- cost of delivery and details of who pays for the cost of returning items if you have a right to cancel and change your mind
- details of any right to cancel - the trader also needs to provide, or make available, a standard cancellation form to make cancelling easy (although you aren’t under any obligation to use it)
- information about the seller, including their geographical address and phone number
- information on the compatibility of digital content with hardware and other software is also part of the information traders are obliged to provide
- Your right to cancel an order starts the moment you place your order and ends 14 days from the day you receive it
- Your right to cancel a service starts the moment you enter into the contract and lasts 14 days
- If you want to download digital content within the 14 day cancellation period you must agree to waive your cancellation rights
- Companies are not allowed to charge you for items they put in your online shopping basket or that you have bought as a result of a pre-ticked box
United States of America
Source: Federal Trade Commission
FTC Approves Changes to Cooling-Off Rule:

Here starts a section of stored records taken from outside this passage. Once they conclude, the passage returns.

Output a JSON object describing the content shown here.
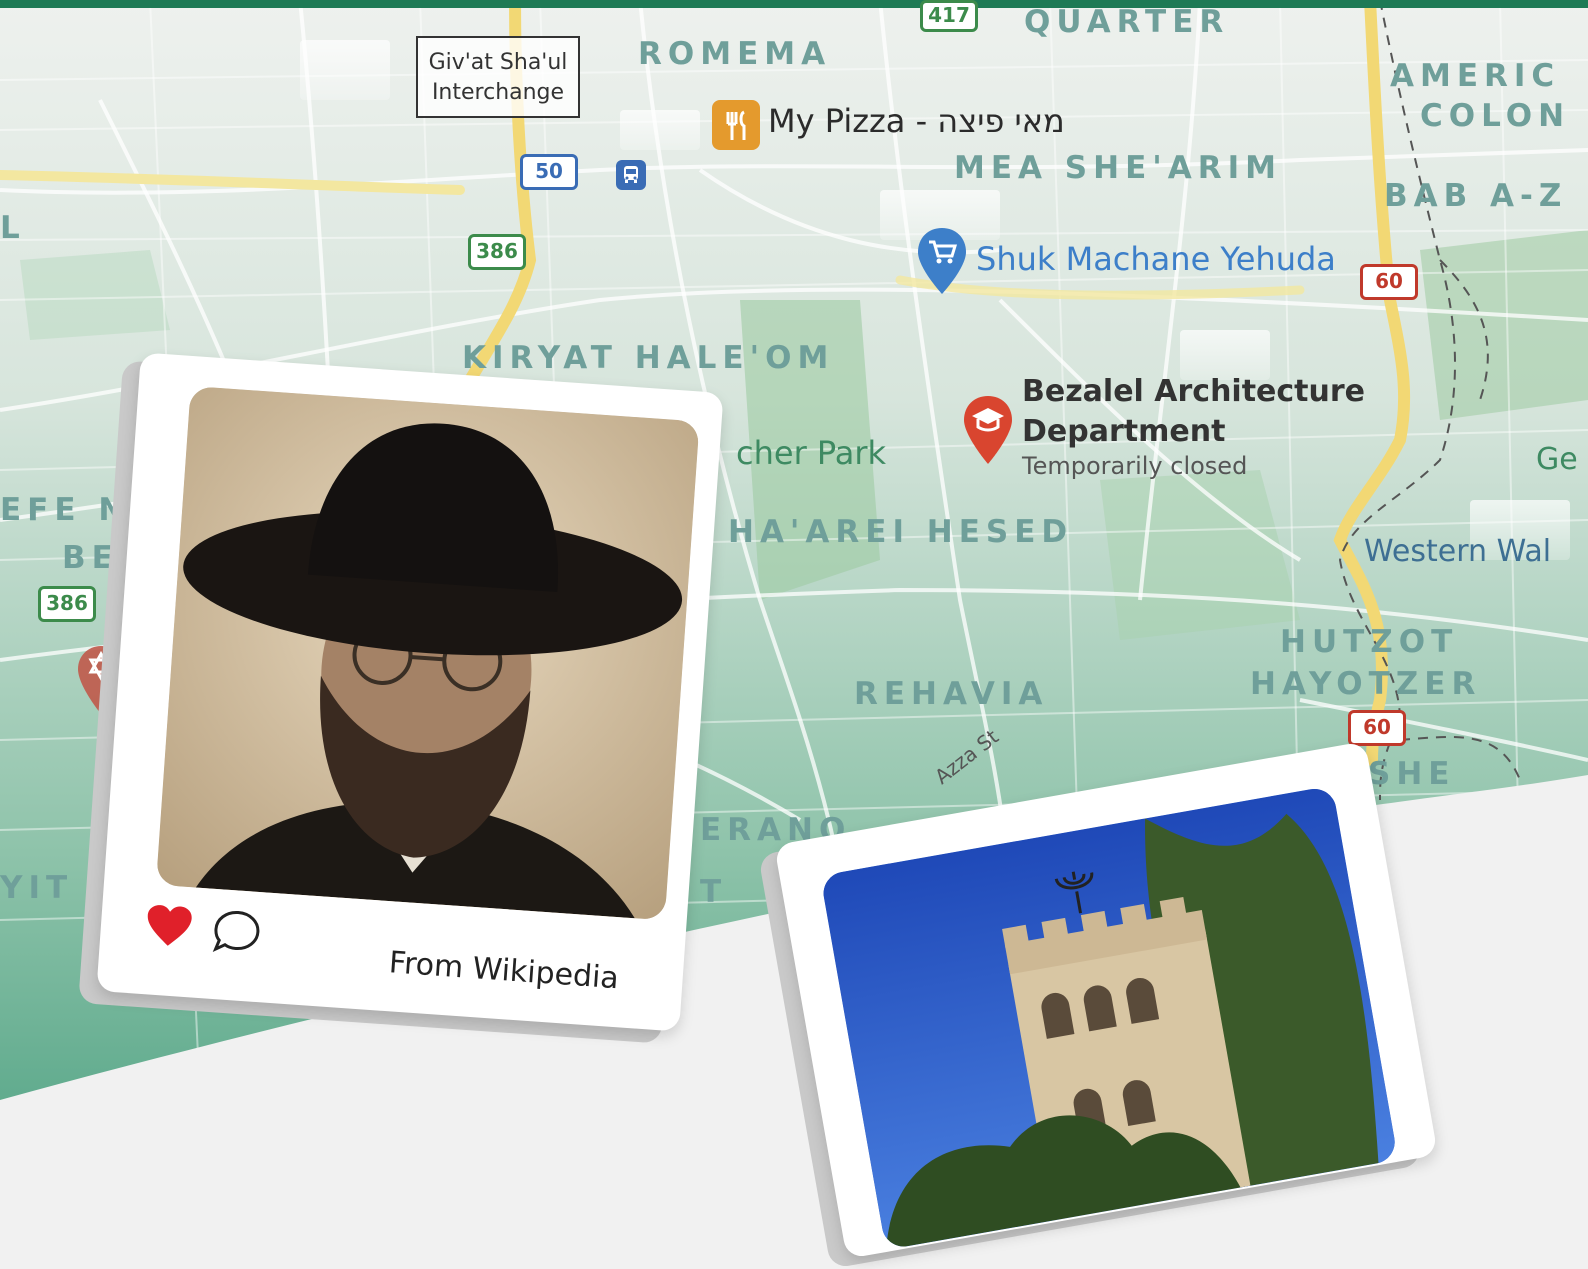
{
  "districts": {
    "quarter": "QUARTER",
    "romema": "ROMEMA",
    "american_colony_1": "AMERIC",
    "american_colony_2": "COLON",
    "mea_shearim": "MEA SHE'ARIM",
    "bab_az": "BAB A-Z",
    "kiryat_haleom": "KIRYAT HALE'OM",
    "yefe_nof_1": "EFE N",
    "yefe_nof_2": "BEI",
    "shaarei_hesed": "HA'AREI HESED",
    "rehavia": "REHAVIA",
    "hutzot_1": "HUTZOT",
    "hutzot_2": "HAYOTZER",
    "mishkenot": "SHE",
    "talbiyeh": "ERANO",
    "bayit_vegan": "YIT V",
    "edge_l": "L",
    "edge_t": "T"
  },
  "places": {
    "interchange_line1": "Giv'at Sha'ul",
    "interchange_line2": "Interchange",
    "my_pizza": "My Pizza - מאי פיצה",
    "shuk": "Shuk Machane Yehuda",
    "bezalel_line1": "Bezalel Architecture",
    "bezalel_line2": "Department",
    "bezalel_status": "Temporarily closed",
    "park": "cher Park",
    "western_wall": "Western Wal",
    "ge": "Ge",
    "azza_st": "Azza St"
  },
  "shields": {
    "r417": "417",
    "r50": "50",
    "r386a": "386",
    "r386b": "386",
    "r60a": "60",
    "r60b": "60"
  },
  "cards": {
    "portrait_caption": "From Wikipedia"
  },
  "colors": {
    "accent": "#1e7a55",
    "heart": "#e0202a",
    "map_top": "#e9eeeb",
    "map_bottom": "#5aa88a"
  }
}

The FTC has approved a final amendment to its Cooling-Off Rule, increasing the exclusionary limit for certain “door-to-door” sales. The Cooling-Off Rule previously provided that it is unfair and deceptive for sellers engaged in “door-to-door” sales valued at more than $25 to fail to provide consumers with disclosures regarding their right to cancel the sales contract within three business days of the transaction. Under the amended rule, the definition of “door-to-door sales” distinguishes between sales at a buyer’s residence and those at other locations. The revised definition retains coverage for sales made at a buyer’s residence at a purchase price of $25 or more, and it increases the purchase price to $130 or more for all other covered sales at temporary locations. The revised definition recognizes that concern regarding high-pressure sales tactics and deception during in-home solicitations is greater than when sales are made away from consumers’ homes. Therefore, the Commission concluded that raising the value to $130 for non-home sales would reduce compliance burdens for sellers while still protecting consumers.
Full telemarketing rules: https://www.ftc.gov/tips-advice/business-center/guidance/complying-telemarketing-sales-rule#refund